“All sorts of things like that. So they're really a vegan extremist party that are using pets (as a political tool).”
Under an ‘End Greyhound Racing' header on the Animal Justice Party's website, it states the following:
“In Victoria, gentle, docile greyhounds are being treated as nothing more than commodities to create gambling profits,” the statement says.
“There's no denying that racing dogs die distressed, confused, panicked and in pain. It's a brutal industry where the losers are the dogs – and they pay with their lives.”
Britton – a level-headed trainer with years of success in the greyhound racing industry – has kept the Companions And Pets Party away from the political chaos which has engulfed Victoria leading up to Saturday's vote.
And despite the body blows the CAP has copped so early in its existence, he said his party's core values – supporting an individual's rights to own an animal and that person's desire to pursue a chosen activity with that animal – have quickly been embraced by thousands of people.
“We've got our message out there to probably 1000 horse trainers,” he said.
“We've got a lot of horse trainers now involved.
“On (Racing And Sport) 927, we'll have 75 ads on Wednesday and they'll go right through Victoria.
“So we're right up there with the big boys as far as getting our word out there.”
But fellow Lara star trainer Brendan Pursell said he wished more could have been done from the likes of Greyhound Racing Victoria and its clubs to help CAP's message reach a larger number of people involved in the industry.

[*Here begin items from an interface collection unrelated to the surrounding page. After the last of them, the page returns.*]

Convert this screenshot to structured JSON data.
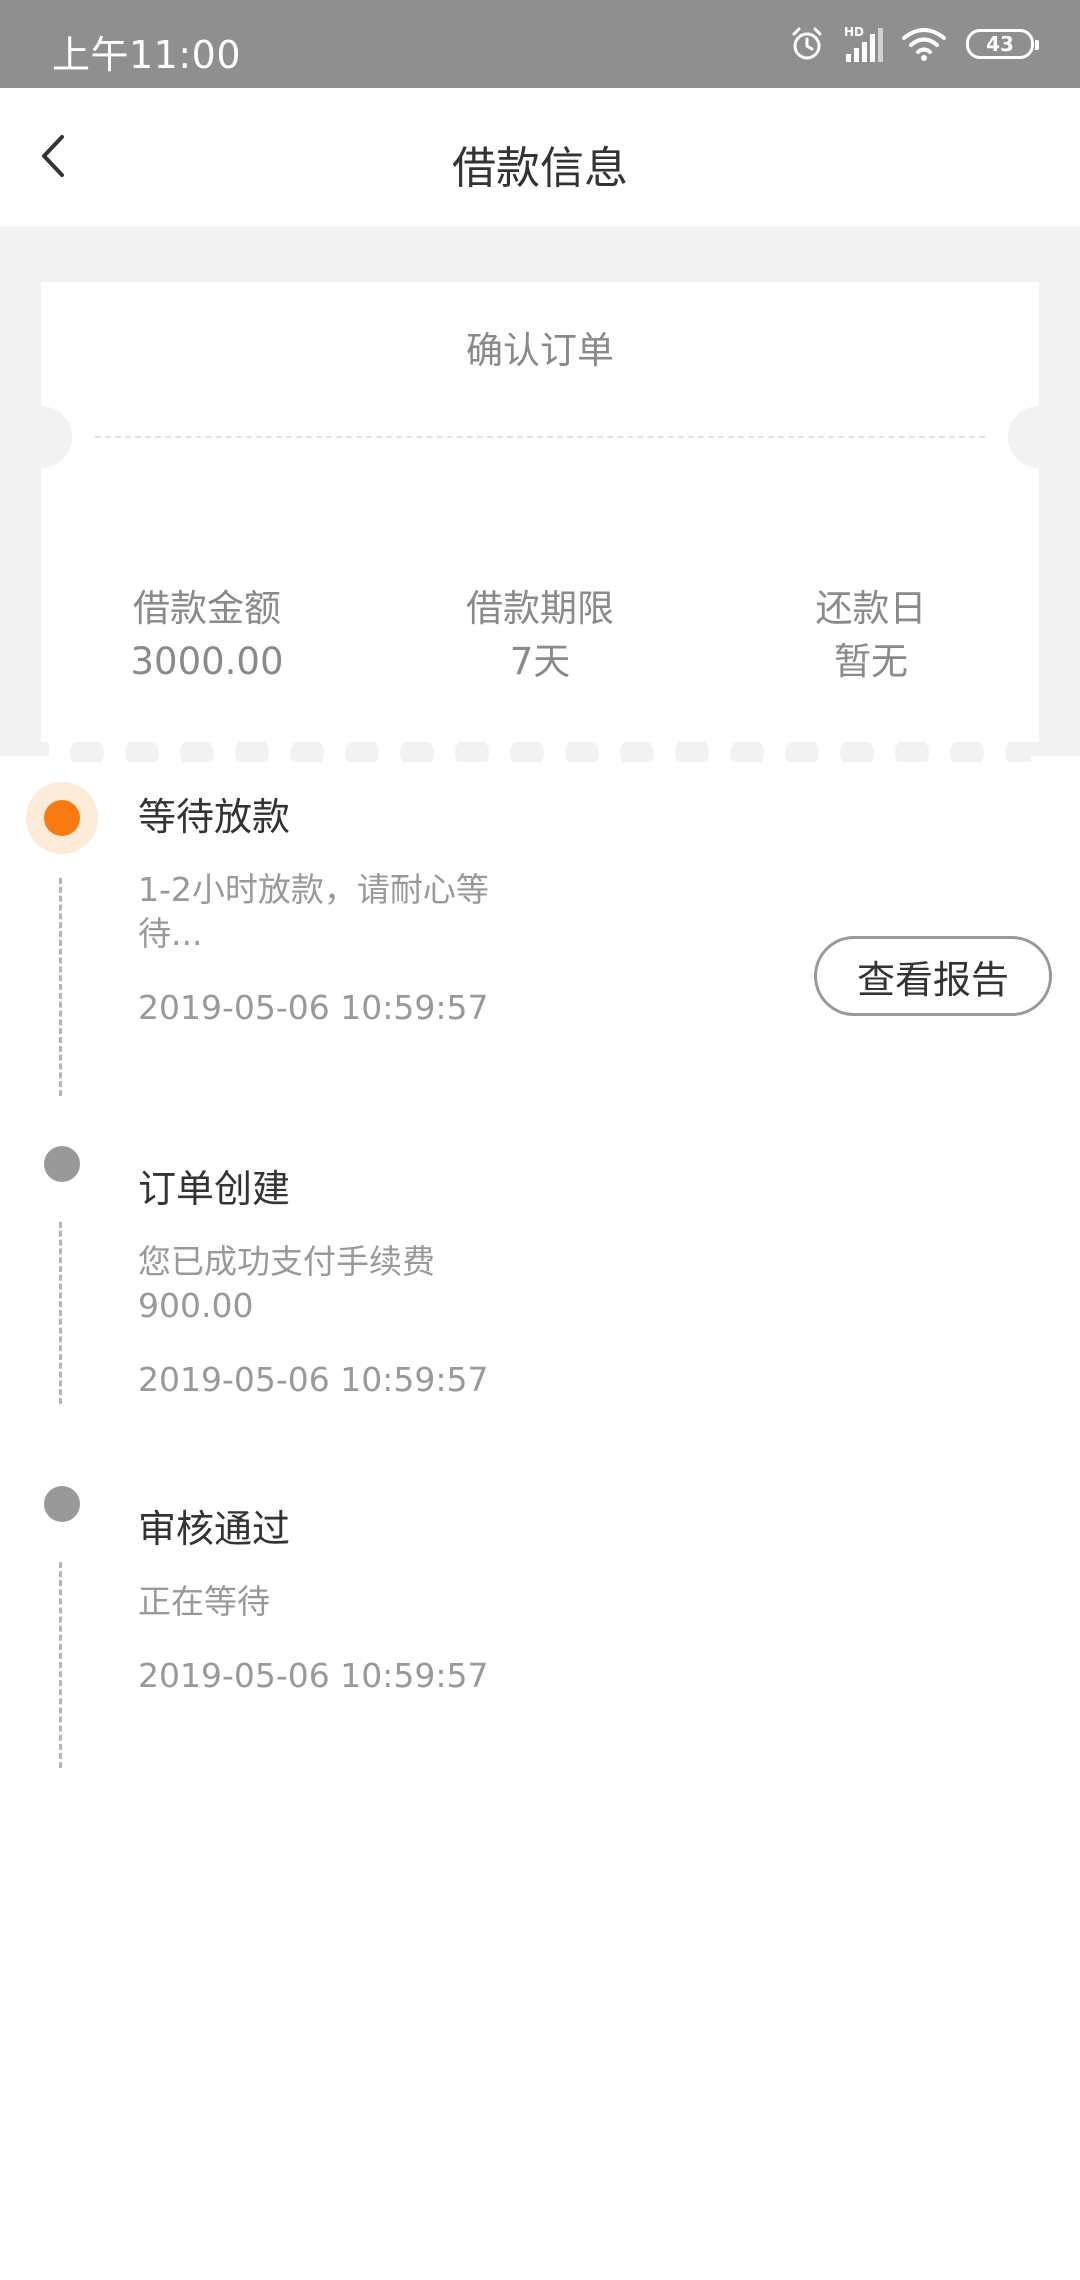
{
  "status_bar": {
    "time": "上午11:00",
    "icons": [
      "alarm-icon",
      "hd-signal-icon",
      "wifi-icon",
      "battery-icon"
    ],
    "hd_label": "HD",
    "battery": "43"
  },
  "header": {
    "title": "借款信息",
    "back_icon": "chevron-left-icon"
  },
  "ticket": {
    "title": "确认订单",
    "columns": [
      {
        "label": "借款金额",
        "value": "3000.00"
      },
      {
        "label": "借款期限",
        "value": "7天"
      },
      {
        "label": "还款日",
        "value": "暂无"
      }
    ]
  },
  "timeline": [
    {
      "title": "等待放款",
      "desc": "1-2小时放款，请耐心等待...",
      "time": "2019-05-06 10:59:57",
      "active": true,
      "button": "查看报告"
    },
    {
      "title": "订单创建",
      "desc": "您已成功支付手续费900.00",
      "time": "2019-05-06 10:59:57",
      "active": false
    },
    {
      "title": "审核通过",
      "desc": "正在等待",
      "time": "2019-05-06 10:59:57",
      "active": false
    }
  ],
  "colors": {
    "accent": "#f97a10",
    "accent_halo": "#fdebd8",
    "inactive_dot": "#999999",
    "background_gray": "#f2f2f2",
    "status_bar": "#8f8f8f"
  }
}
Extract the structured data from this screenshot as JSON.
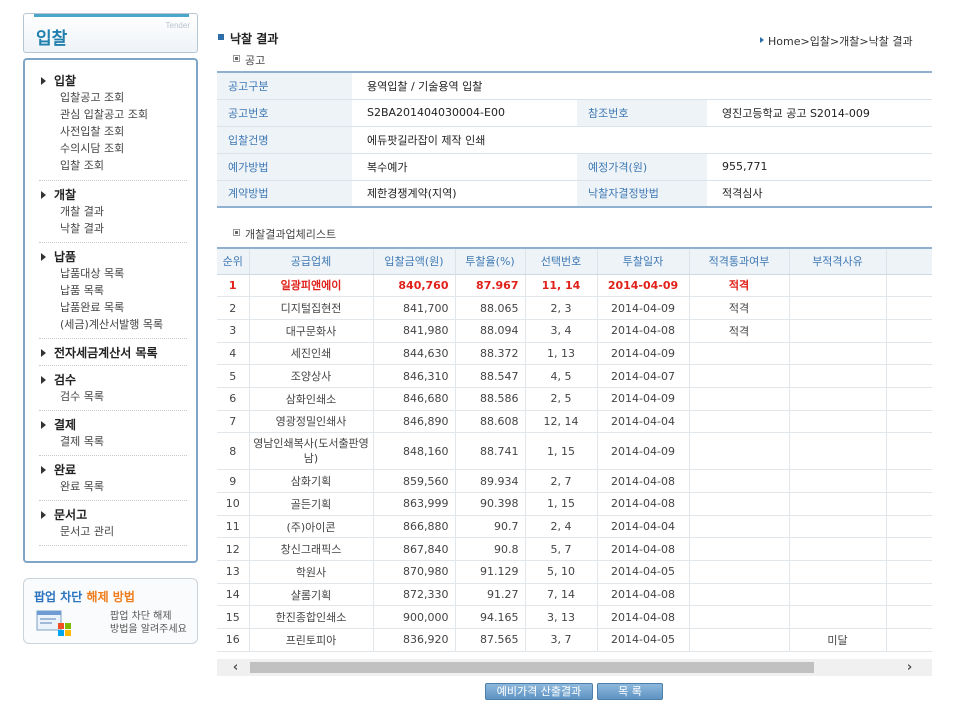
{
  "sidebar": {
    "title": "입찰",
    "subtitle": "Tender",
    "sections": [
      {
        "label": "입찰",
        "items": [
          "입찰공고 조회",
          "관심 입찰공고 조회",
          "사전입찰 조회",
          "수의시담 조회",
          "입찰 조회"
        ]
      },
      {
        "label": "개찰",
        "items": [
          "개찰 결과",
          "낙찰 결과"
        ]
      },
      {
        "label": "납품",
        "items": [
          "납품대상 목록",
          "납품 목록",
          "납품완료 목록",
          "(세금)계산서발행 목록"
        ]
      },
      {
        "label": "전자세금계산서 목록",
        "items": []
      },
      {
        "label": "검수",
        "items": [
          "검수 목록"
        ]
      },
      {
        "label": "결제",
        "items": [
          "결제 목록"
        ]
      },
      {
        "label": "완료",
        "items": [
          "완료 목록"
        ]
      },
      {
        "label": "문서고",
        "items": [
          "문서고 관리"
        ]
      }
    ],
    "popup_help": {
      "title_a": "팝업 차단 ",
      "title_b": "해제 방법",
      "desc_line1": "팝업 차단 해제",
      "desc_line2": "방법을 알려주세요"
    }
  },
  "header": {
    "title": "낙찰 결과",
    "section": "공고",
    "breadcrumb": "Home>입찰>개찰>낙찰 결과"
  },
  "info": {
    "rows": [
      [
        {
          "label": "공고구분",
          "value": "용역입찰 / 기술용역 입찰"
        }
      ],
      [
        {
          "label": "공고번호",
          "value": "S2BA201404030004-E00"
        },
        {
          "label": "참조번호",
          "value": "영진고등학교 공고 S2014-009"
        }
      ],
      [
        {
          "label": "입찰건명",
          "value": "에듀팟길라잡이 제작 인쇄"
        }
      ],
      [
        {
          "label": "예가방법",
          "value": "복수예가"
        },
        {
          "label": "예정가격(원)",
          "value": "955,771"
        }
      ],
      [
        {
          "label": "계약방법",
          "value": "제한경쟁계약(지역)"
        },
        {
          "label": "낙찰자결정방법",
          "value": "적격심사"
        }
      ]
    ]
  },
  "results": {
    "label": "개찰결과업체리스트",
    "columns": [
      "순위",
      "공급업체",
      "입찰금액(원)",
      "투찰율(%)",
      "선택번호",
      "투찰일자",
      "적격통과여부",
      "부적격사유",
      ""
    ],
    "rows": [
      {
        "rank": "1",
        "vendor": "일광피앤에이",
        "amount": "840,760",
        "rate": "87.967",
        "numbers": "11, 14",
        "date": "2014-04-09",
        "pass": "적격",
        "reason": "",
        "winner": true
      },
      {
        "rank": "2",
        "vendor": "디지털집현전",
        "amount": "841,700",
        "rate": "88.065",
        "numbers": "2, 3",
        "date": "2014-04-09",
        "pass": "적격",
        "reason": ""
      },
      {
        "rank": "3",
        "vendor": "대구문화사",
        "amount": "841,980",
        "rate": "88.094",
        "numbers": "3, 4",
        "date": "2014-04-08",
        "pass": "적격",
        "reason": ""
      },
      {
        "rank": "4",
        "vendor": "세진인쇄",
        "amount": "844,630",
        "rate": "88.372",
        "numbers": "1, 13",
        "date": "2014-04-09",
        "pass": "",
        "reason": ""
      },
      {
        "rank": "5",
        "vendor": "조양상사",
        "amount": "846,310",
        "rate": "88.547",
        "numbers": "4, 5",
        "date": "2014-04-07",
        "pass": "",
        "reason": ""
      },
      {
        "rank": "6",
        "vendor": "삼화인쇄소",
        "amount": "846,680",
        "rate": "88.586",
        "numbers": "2, 5",
        "date": "2014-04-09",
        "pass": "",
        "reason": ""
      },
      {
        "rank": "7",
        "vendor": "영광정밀인쇄사",
        "amount": "846,890",
        "rate": "88.608",
        "numbers": "12, 14",
        "date": "2014-04-04",
        "pass": "",
        "reason": ""
      },
      {
        "rank": "8",
        "vendor": "영남인쇄복사(도서출판영남)",
        "amount": "848,160",
        "rate": "88.741",
        "numbers": "1, 15",
        "date": "2014-04-09",
        "pass": "",
        "reason": "",
        "tall": true
      },
      {
        "rank": "9",
        "vendor": "삼화기획",
        "amount": "859,560",
        "rate": "89.934",
        "numbers": "2, 7",
        "date": "2014-04-08",
        "pass": "",
        "reason": ""
      },
      {
        "rank": "10",
        "vendor": "골든기획",
        "amount": "863,999",
        "rate": "90.398",
        "numbers": "1, 15",
        "date": "2014-04-08",
        "pass": "",
        "reason": ""
      },
      {
        "rank": "11",
        "vendor": "(주)아이콘",
        "amount": "866,880",
        "rate": "90.7",
        "numbers": "2, 4",
        "date": "2014-04-04",
        "pass": "",
        "reason": ""
      },
      {
        "rank": "12",
        "vendor": "창신그래픽스",
        "amount": "867,840",
        "rate": "90.8",
        "numbers": "5, 7",
        "date": "2014-04-08",
        "pass": "",
        "reason": ""
      },
      {
        "rank": "13",
        "vendor": "학원사",
        "amount": "870,980",
        "rate": "91.129",
        "numbers": "5, 10",
        "date": "2014-04-05",
        "pass": "",
        "reason": ""
      },
      {
        "rank": "14",
        "vendor": "샬롬기획",
        "amount": "872,330",
        "rate": "91.27",
        "numbers": "7, 14",
        "date": "2014-04-08",
        "pass": "",
        "reason": ""
      },
      {
        "rank": "15",
        "vendor": "한진종합인쇄소",
        "amount": "900,000",
        "rate": "94.165",
        "numbers": "3, 13",
        "date": "2014-04-08",
        "pass": "",
        "reason": ""
      },
      {
        "rank": "16",
        "vendor": "프린토피아",
        "amount": "836,920",
        "rate": "87.565",
        "numbers": "3, 7",
        "date": "2014-04-05",
        "pass": "",
        "reason": "미달"
      }
    ]
  },
  "scrollbar": {
    "left_icon": "chevron-left-icon",
    "right_icon": "chevron-right-icon"
  },
  "buttons": {
    "calc_label": "예비가격 산출결과",
    "list_label": "목 록"
  },
  "colors": {
    "accent": "#3f79b3",
    "winner": "#e0221a",
    "label_bg": "#eef3f8",
    "popup_orange": "#f07d1c"
  }
}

“It needs to get out more in the racing industry,” he said.
“It's not right.
“I know some harness people and they're talking about it – it's just hard to get it out there.
“It would be better if the industry was doing more of it.”
Pursell lamented CAP's lack of visibility when, if it had GRV's support, the party's message could have been a lot more visible at greyhound tracks throughout the state.
“It'd be nice if we saw flyers at The Meadows. There should be signs there,” he said.
“Some people don't know because they're not on social media often and they're not picking it up.
“People are only just learning we're not against greyhound racing like the Animal Justice Party, and then they're all for us.”
As well as the controversy the Animal Justice Party found itself in with Druery last week, the organisation has pitted itself against responsible greyhound trainers and breeders all over Australia.
The CAP Party is ready for the fight, but it might be outnumbered.
“The Animal Justice Party is actively seeking to remove the property status of animals, making it illegal to buy, sell or own them,” CAP chairperson John Hutchison said.
“The Animal Justice Party thinks owners make animals act against their own free will.
“They want to stop you protecting your pet by stopping you using a collar or lead when you walk them.
“Or stop you putting a halter on a horse, or keeping it in a secure paddock.
“Other activities that could be considered as not allowing an animal to act on its own free will could include riding for the disabled programs, assistance/therapy animals, pony clubs or drug detection dogs.”
Britton asked CAP voters to stay patient and think about the long-term picture four years from now, his party only being officially registered six weeks ago.
“Over four years I think we'll make huge inroads. We'll have time to actually show what we're about,” he said.
“We haven't really had time to do that this time around.
“The extremists have had 10 years start on us with their propaganda, and we plan to right this and balance the argument.”
Last month – with CAP in its early stages – Britton told this publication that a vast majority of fellow conditioners treated their greyhounds with the utmost respect.
He believes the rogue trainers – in a minority – have been dealt with, and will continue to be dealt with.
This is why he is so passionate about fighting the way his industry is portrayed by anti-racing activist groups such as the Animal Justice Party.
“The Animal Justice People puts out fluffy little photos of pets and people vote for them,” Britton said.
“This year they got rid of carriage horses (in Melbourne) and it was all to do with the Animal Justice Party.
“They're just extremists and we've got to expose that.”